→ **ACTIVITY**: Please return each record exactly as it stands.

SUPPLIED DATA START

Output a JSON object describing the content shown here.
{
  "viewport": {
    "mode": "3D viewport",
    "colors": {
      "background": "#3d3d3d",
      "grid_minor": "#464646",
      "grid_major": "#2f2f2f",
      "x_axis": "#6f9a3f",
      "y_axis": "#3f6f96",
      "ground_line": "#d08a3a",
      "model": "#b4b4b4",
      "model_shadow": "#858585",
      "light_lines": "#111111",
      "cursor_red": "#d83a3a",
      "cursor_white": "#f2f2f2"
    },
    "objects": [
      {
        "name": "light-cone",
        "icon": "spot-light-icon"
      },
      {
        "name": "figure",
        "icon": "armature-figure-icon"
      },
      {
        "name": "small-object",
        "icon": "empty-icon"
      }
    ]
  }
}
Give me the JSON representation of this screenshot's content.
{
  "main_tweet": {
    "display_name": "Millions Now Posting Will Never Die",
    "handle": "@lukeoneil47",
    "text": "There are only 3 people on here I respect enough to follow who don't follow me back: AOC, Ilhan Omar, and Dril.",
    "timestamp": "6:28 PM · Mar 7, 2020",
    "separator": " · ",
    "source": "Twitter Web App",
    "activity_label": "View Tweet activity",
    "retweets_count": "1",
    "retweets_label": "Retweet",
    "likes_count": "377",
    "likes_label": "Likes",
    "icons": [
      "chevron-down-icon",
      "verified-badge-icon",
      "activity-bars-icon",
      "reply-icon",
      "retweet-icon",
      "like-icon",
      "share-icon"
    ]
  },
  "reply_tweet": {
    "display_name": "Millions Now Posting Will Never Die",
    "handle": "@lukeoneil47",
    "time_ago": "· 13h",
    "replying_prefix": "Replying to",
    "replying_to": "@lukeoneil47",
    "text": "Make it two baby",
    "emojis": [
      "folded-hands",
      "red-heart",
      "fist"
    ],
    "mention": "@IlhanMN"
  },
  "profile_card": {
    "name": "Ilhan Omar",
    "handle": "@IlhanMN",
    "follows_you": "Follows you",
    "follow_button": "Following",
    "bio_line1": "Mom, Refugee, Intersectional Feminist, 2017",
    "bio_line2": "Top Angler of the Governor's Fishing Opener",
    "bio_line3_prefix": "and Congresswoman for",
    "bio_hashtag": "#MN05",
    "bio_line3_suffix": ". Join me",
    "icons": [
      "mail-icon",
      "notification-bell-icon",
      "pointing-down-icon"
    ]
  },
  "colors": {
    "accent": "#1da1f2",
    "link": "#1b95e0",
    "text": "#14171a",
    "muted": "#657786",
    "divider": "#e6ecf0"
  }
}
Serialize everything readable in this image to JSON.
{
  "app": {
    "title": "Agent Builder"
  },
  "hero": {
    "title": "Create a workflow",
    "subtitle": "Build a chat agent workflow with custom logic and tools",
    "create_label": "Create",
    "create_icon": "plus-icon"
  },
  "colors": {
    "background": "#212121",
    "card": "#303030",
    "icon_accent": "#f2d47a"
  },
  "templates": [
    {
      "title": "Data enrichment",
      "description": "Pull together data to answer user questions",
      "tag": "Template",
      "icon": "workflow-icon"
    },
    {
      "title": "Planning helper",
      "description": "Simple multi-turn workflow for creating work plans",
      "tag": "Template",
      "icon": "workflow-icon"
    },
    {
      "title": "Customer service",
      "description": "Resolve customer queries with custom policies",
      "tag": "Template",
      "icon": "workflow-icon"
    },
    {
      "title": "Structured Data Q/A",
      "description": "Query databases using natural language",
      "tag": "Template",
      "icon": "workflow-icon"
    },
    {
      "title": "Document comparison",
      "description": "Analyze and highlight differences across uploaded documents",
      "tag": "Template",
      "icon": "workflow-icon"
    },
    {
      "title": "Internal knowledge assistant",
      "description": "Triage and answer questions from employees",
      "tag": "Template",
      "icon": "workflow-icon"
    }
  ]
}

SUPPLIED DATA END

→ **WRITTEN REPLY**:
Output a JSON object describing the content shown here.
{
  "viewport": {
    "mode": "3D viewport",
    "colors": {
      "background": "#3d3d3d",
      "grid_minor": "#464646",
      "grid_major": "#2f2f2f",
      "x_axis": "#6f9a3f",
      "y_axis": "#3f6f96",
      "ground_line": "#d08a3a",
      "model": "#b4b4b4",
      "model_shadow": "#858585",
      "light_lines": "#111111",
      "cursor_red": "#d83a3a",
      "cursor_white": "#f2f2f2"
    },
    "objects": [
      {
        "name": "light-cone",
        "icon": "spot-light-icon"
      },
      {
        "name": "figure",
        "icon": "armature-figure-icon"
      },
      {
        "name": "small-object",
        "icon": "empty-icon"
      }
    ]
  }
}
Give me the JSON representation of this screenshot's content.
{
  "main_tweet": {
    "display_name": "Millions Now Posting Will Never Die",
    "handle": "@lukeoneil47",
    "text": "There are only 3 people on here I respect enough to follow who don't follow me back: AOC, Ilhan Omar, and Dril.",
    "timestamp": "6:28 PM · Mar 7, 2020",
    "separator": " · ",
    "source": "Twitter Web App",
    "activity_label": "View Tweet activity",
    "retweets_count": "1",
    "retweets_label": "Retweet",
    "likes_count": "377",
    "likes_label": "Likes",
    "icons": [
      "chevron-down-icon",
      "verified-badge-icon",
      "activity-bars-icon",
      "reply-icon",
      "retweet-icon",
      "like-icon",
      "share-icon"
    ]
  },
  "reply_tweet": {
    "display_name": "Millions Now Posting Will Never Die",
    "handle": "@lukeoneil47",
    "time_ago": "· 13h",
    "replying_prefix": "Replying to",
    "replying_to": "@lukeoneil47",
    "text": "Make it two baby",
    "emojis": [
      "folded-hands",
      "red-heart",
      "fist"
    ],
    "mention": "@IlhanMN"
  },
  "profile_card": {
    "name": "Ilhan Omar",
    "handle": "@IlhanMN",
    "follows_you": "Follows you",
    "follow_button": "Following",
    "bio_line1": "Mom, Refugee, Intersectional Feminist, 2017",
    "bio_line2": "Top Angler of the Governor's Fishing Opener",
    "bio_line3_prefix": "and Congresswoman for",
    "bio_hashtag": "#MN05",
    "bio_line3_suffix": ". Join me",
    "icons": [
      "mail-icon",
      "notification-bell-icon",
      "pointing-down-icon"
    ]
  },
  "colors": {
    "accent": "#1da1f2",
    "link": "#1b95e0",
    "text": "#14171a",
    "muted": "#657786",
    "divider": "#e6ecf0"
  }
}
Serialize everything readable in this image to JSON.
{
  "app": {
    "title": "Agent Builder"
  },
  "hero": {
    "title": "Create a workflow",
    "subtitle": "Build a chat agent workflow with custom logic and tools",
    "create_label": "Create",
    "create_icon": "plus-icon"
  },
  "colors": {
    "background": "#212121",
    "card": "#303030",
    "icon_accent": "#f2d47a"
  },
  "templates": [
    {
      "title": "Data enrichment",
      "description": "Pull together data to answer user questions",
      "tag": "Template",
      "icon": "workflow-icon"
    },
    {
      "title": "Planning helper",
      "description": "Simple multi-turn workflow for creating work plans",
      "tag": "Template",
      "icon": "workflow-icon"
    },
    {
      "title": "Customer service",
      "description": "Resolve customer queries with custom policies",
      "tag": "Template",
      "icon": "workflow-icon"
    },
    {
      "title": "Structured Data Q/A",
      "description": "Query databases using natural language",
      "tag": "Template",
      "icon": "workflow-icon"
    },
    {
      "title": "Document comparison",
      "description": "Analyze and highlight differences across uploaded documents",
      "tag": "Template",
      "icon": "workflow-icon"
    },
    {
      "title": "Internal knowledge assistant",
      "description": "Triage and answer questions from employees",
      "tag": "Template",
      "icon": "workflow-icon"
    }
  ]
}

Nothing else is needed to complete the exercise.